Each entry is to be output as written, so that none is missing.

DATASET CONTENT —
━━━

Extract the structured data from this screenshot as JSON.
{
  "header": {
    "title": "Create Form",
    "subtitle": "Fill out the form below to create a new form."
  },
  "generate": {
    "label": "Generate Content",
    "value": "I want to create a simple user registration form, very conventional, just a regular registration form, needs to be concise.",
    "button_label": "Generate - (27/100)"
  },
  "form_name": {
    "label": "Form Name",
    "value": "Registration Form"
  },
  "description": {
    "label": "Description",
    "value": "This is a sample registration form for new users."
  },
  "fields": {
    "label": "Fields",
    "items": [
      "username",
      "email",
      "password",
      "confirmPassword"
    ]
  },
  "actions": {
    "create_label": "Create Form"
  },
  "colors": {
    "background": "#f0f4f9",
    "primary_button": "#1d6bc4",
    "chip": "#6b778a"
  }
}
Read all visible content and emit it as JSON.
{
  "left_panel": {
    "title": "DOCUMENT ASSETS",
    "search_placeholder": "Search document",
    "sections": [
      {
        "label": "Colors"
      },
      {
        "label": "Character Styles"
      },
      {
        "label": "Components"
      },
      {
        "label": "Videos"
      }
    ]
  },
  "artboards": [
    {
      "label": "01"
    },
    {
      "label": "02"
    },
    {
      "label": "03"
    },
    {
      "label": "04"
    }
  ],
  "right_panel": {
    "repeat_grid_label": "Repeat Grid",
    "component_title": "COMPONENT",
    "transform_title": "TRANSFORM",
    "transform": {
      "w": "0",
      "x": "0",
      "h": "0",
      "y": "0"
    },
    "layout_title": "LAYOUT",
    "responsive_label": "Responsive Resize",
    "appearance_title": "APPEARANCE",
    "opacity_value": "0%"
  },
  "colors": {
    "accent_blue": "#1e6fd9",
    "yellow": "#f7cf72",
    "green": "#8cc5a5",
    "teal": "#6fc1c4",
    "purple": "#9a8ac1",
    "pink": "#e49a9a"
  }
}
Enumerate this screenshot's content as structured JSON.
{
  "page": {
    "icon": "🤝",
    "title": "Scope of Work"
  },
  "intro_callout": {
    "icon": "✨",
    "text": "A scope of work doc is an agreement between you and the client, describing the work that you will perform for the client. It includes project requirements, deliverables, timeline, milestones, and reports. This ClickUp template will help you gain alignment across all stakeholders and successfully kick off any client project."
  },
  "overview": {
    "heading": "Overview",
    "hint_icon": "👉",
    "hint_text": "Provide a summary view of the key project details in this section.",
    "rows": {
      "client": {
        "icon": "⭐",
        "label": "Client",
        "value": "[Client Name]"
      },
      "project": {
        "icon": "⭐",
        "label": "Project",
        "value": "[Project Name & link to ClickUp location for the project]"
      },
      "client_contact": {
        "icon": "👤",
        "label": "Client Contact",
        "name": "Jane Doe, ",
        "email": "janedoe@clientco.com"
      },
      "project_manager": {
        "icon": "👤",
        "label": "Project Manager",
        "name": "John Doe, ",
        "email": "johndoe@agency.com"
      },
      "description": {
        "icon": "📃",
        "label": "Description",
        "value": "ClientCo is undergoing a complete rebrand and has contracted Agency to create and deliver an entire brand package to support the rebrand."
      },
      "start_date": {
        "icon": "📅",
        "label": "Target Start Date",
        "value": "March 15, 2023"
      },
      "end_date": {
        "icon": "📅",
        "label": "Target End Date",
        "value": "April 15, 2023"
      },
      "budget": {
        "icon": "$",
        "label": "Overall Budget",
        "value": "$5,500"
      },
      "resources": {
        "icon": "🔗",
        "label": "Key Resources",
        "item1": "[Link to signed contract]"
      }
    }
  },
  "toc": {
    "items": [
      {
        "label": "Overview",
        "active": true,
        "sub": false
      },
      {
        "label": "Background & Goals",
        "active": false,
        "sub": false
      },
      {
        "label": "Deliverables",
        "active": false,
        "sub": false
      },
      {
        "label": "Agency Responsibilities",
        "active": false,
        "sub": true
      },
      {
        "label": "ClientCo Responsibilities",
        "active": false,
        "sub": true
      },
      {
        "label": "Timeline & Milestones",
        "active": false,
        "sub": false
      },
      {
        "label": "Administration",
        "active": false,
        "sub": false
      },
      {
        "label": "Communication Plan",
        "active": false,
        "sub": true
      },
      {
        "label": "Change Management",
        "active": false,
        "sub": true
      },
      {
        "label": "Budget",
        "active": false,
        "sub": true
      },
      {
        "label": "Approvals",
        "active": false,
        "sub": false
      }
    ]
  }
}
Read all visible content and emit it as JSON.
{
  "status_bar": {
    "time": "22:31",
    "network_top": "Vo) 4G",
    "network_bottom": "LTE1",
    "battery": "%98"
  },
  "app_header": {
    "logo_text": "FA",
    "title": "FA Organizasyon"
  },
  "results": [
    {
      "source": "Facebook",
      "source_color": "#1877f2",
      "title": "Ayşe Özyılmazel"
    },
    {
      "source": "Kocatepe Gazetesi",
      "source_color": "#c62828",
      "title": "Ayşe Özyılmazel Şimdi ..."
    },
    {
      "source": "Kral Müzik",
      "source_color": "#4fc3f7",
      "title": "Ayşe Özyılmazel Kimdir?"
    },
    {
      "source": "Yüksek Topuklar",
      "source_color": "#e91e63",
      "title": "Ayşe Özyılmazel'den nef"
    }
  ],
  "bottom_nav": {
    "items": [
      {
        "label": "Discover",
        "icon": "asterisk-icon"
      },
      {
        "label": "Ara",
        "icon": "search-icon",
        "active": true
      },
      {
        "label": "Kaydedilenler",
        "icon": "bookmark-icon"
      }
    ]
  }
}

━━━

SOLUTION TO THIS EXERCISE —
Extract the structured data from this screenshot as JSON.
{
  "header": {
    "title": "Create Form",
    "subtitle": "Fill out the form below to create a new form."
  },
  "generate": {
    "label": "Generate Content",
    "value": "I want to create a simple user registration form, very conventional, just a regular registration form, needs to be concise.",
    "button_label": "Generate - (27/100)"
  },
  "form_name": {
    "label": "Form Name",
    "value": "Registration Form"
  },
  "description": {
    "label": "Description",
    "value": "This is a sample registration form for new users."
  },
  "fields": {
    "label": "Fields",
    "items": [
      "username",
      "email",
      "password",
      "confirmPassword"
    ]
  },
  "actions": {
    "create_label": "Create Form"
  },
  "colors": {
    "background": "#f0f4f9",
    "primary_button": "#1d6bc4",
    "chip": "#6b778a"
  }
}
Read all visible content and emit it as JSON.
{
  "left_panel": {
    "title": "DOCUMENT ASSETS",
    "search_placeholder": "Search document",
    "sections": [
      {
        "label": "Colors"
      },
      {
        "label": "Character Styles"
      },
      {
        "label": "Components"
      },
      {
        "label": "Videos"
      }
    ]
  },
  "artboards": [
    {
      "label": "01"
    },
    {
      "label": "02"
    },
    {
      "label": "03"
    },
    {
      "label": "04"
    }
  ],
  "right_panel": {
    "repeat_grid_label": "Repeat Grid",
    "component_title": "COMPONENT",
    "transform_title": "TRANSFORM",
    "transform": {
      "w": "0",
      "x": "0",
      "h": "0",
      "y": "0"
    },
    "layout_title": "LAYOUT",
    "responsive_label": "Responsive Resize",
    "appearance_title": "APPEARANCE",
    "opacity_value": "0%"
  },
  "colors": {
    "accent_blue": "#1e6fd9",
    "yellow": "#f7cf72",
    "green": "#8cc5a5",
    "teal": "#6fc1c4",
    "purple": "#9a8ac1",
    "pink": "#e49a9a"
  }
}
Enumerate this screenshot's content as structured JSON.
{
  "page": {
    "icon": "🤝",
    "title": "Scope of Work"
  },
  "intro_callout": {
    "icon": "✨",
    "text": "A scope of work doc is an agreement between you and the client, describing the work that you will perform for the client. It includes project requirements, deliverables, timeline, milestones, and reports. This ClickUp template will help you gain alignment across all stakeholders and successfully kick off any client project."
  },
  "overview": {
    "heading": "Overview",
    "hint_icon": "👉",
    "hint_text": "Provide a summary view of the key project details in this section.",
    "rows": {
      "client": {
        "icon": "⭐",
        "label": "Client",
        "value": "[Client Name]"
      },
      "project": {
        "icon": "⭐",
        "label": "Project",
        "value": "[Project Name & link to ClickUp location for the project]"
      },
      "client_contact": {
        "icon": "👤",
        "label": "Client Contact",
        "name": "Jane Doe, ",
        "email": "janedoe@clientco.com"
      },
      "project_manager": {
        "icon": "👤",
        "label": "Project Manager",
        "name": "John Doe, ",
        "email": "johndoe@agency.com"
      },
      "description": {
        "icon": "📃",
        "label": "Description",
        "value": "ClientCo is undergoing a complete rebrand and has contracted Agency to create and deliver an entire brand package to support the rebrand."
      },
      "start_date": {
        "icon": "📅",
        "label": "Target Start Date",
        "value": "March 15, 2023"
      },
      "end_date": {
        "icon": "📅",
        "label": "Target End Date",
        "value": "April 15, 2023"
      },
      "budget": {
        "icon": "$",
        "label": "Overall Budget",
        "value": "$5,500"
      },
      "resources": {
        "icon": "🔗",
        "label": "Key Resources",
        "item1": "[Link to signed contract]"
      }
    }
  },
  "toc": {
    "items": [
      {
        "label": "Overview",
        "active": true,
        "sub": false
      },
      {
        "label": "Background & Goals",
        "active": false,
        "sub": false
      },
      {
        "label": "Deliverables",
        "active": false,
        "sub": false
      },
      {
        "label": "Agency Responsibilities",
        "active": false,
        "sub": true
      },
      {
        "label": "ClientCo Responsibilities",
        "active": false,
        "sub": true
      },
      {
        "label": "Timeline & Milestones",
        "active": false,
        "sub": false
      },
      {
        "label": "Administration",
        "active": false,
        "sub": false
      },
      {
        "label": "Communication Plan",
        "active": false,
        "sub": true
      },
      {
        "label": "Change Management",
        "active": false,
        "sub": true
      },
      {
        "label": "Budget",
        "active": false,
        "sub": true
      },
      {
        "label": "Approvals",
        "active": false,
        "sub": false
      }
    ]
  }
}
Read all visible content and emit it as JSON.
{
  "status_bar": {
    "time": "22:31",
    "network_top": "Vo) 4G",
    "network_bottom": "LTE1",
    "battery": "%98"
  },
  "app_header": {
    "logo_text": "FA",
    "title": "FA Organizasyon"
  },
  "results": [
    {
      "source": "Facebook",
      "source_color": "#1877f2",
      "title": "Ayşe Özyılmazel"
    },
    {
      "source": "Kocatepe Gazetesi",
      "source_color": "#c62828",
      "title": "Ayşe Özyılmazel Şimdi ..."
    },
    {
      "source": "Kral Müzik",
      "source_color": "#4fc3f7",
      "title": "Ayşe Özyılmazel Kimdir?"
    },
    {
      "source": "Yüksek Topuklar",
      "source_color": "#e91e63",
      "title": "Ayşe Özyılmazel'den nef"
    }
  ],
  "bottom_nav": {
    "items": [
      {
        "label": "Discover",
        "icon": "asterisk-icon"
      },
      {
        "label": "Ara",
        "icon": "search-icon",
        "active": true
      },
      {
        "label": "Kaydedilenler",
        "icon": "bookmark-icon"
      }
    ]
  }
}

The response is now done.